The CDK4/6 inhibitor LY2835219 overcomes vemurafenib resistance resulting from MAPK reactivation and cyclin D1 upregulation.


PMID 25122067

Abstract

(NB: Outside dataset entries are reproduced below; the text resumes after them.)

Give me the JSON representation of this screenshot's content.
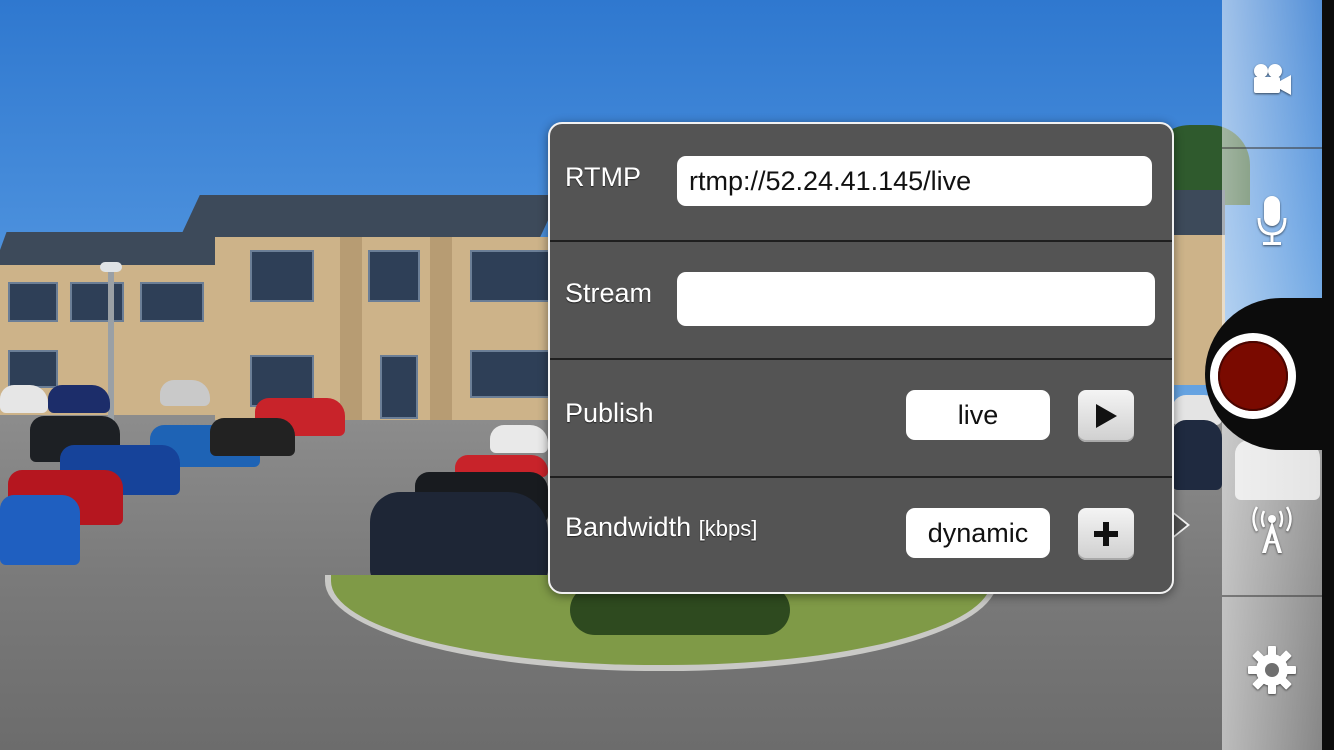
{
  "stream_settings": {
    "rtmp": {
      "label": "RTMP",
      "value": "rtmp://52.24.41.145/live"
    },
    "stream": {
      "label": "Stream",
      "value": ""
    },
    "publish": {
      "label": "Publish",
      "mode": "live",
      "action_icon": "play-icon"
    },
    "bandwidth": {
      "label": "Bandwidth",
      "unit": "[kbps]",
      "mode": "dynamic",
      "action_icon": "plus-icon"
    }
  },
  "toolbar": {
    "items": [
      {
        "name": "video-camera",
        "icon": "video-camera-icon"
      },
      {
        "name": "microphone",
        "icon": "microphone-icon"
      },
      {
        "name": "record",
        "icon": "record-icon"
      },
      {
        "name": "broadcast",
        "icon": "broadcast-antenna-icon"
      },
      {
        "name": "settings",
        "icon": "gear-icon"
      }
    ]
  },
  "colors": {
    "popover_bg": "#545454",
    "popover_border": "#f2f2f2",
    "record": "#7a0a00",
    "toolbar_edge": "#0c0c0c"
  }
}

B-RAF selective inhibitors, including vemurafenib, were recently developed as effective therapies for melanoma patients with B-RAF V600E mutation. However, most patients treated with vemurafenib eventually develop resistance largely due to reactivation of MAPK signaling. Inhibitors of MAPK signaling, including MEK1/2 inhibitor trametinib, failed to show significant clinical benefit in patients with acquired resistance to vemurafenib. Here, we describe that cell lines with acquired resistance to vemurafenib show reactivation of MAPK signaling and upregulation of cyclin D1 and are sensitive to inhibition of LY2835219, a selective inhibitor of cyclin-dependent kinase (CDK) 4/6. LY2835219 was demonstrated to inhibit growth of melanoma A375 tumor xenografts and delay tumor recurrence in combination with vemurafenib. Furthermore, we developed an in vivo vemurafenib-resistant model by continuous administration of vemurafenib in A375 xenografts. Consistently, we found that MAPK is reactivated and cyclin D1 is elevated in vemurafenib-resistant tumors, as well as in the resistant cell lines derived from these tumors. Importantly, LY2835219 exhibited tumor growth regression in a vemurafenib-resistant model. Mechanistic analysis revealed that LY2835219 induced apoptotic cell death in a concentration-dependent manner in vemurafenib-resistant cells whereas it primarily mediated cell-cycle G1 arrest in the parental cells. Similarly, RNAi-mediated knockdown of cyclin D1 induced significantly higher rate of apoptosis in the resistant cells than in parental cells, suggesting that elevated cyclin D1 activity is important for the survival of vemurafenib-resistant cells. Altogether, we propose that targeting cyclin D1-CDK4/6 signaling by LY2835219 is an effective strategy to overcome MAPK-mediated resistance to B-RAF inhibitors in B-RAF V600E melanoma.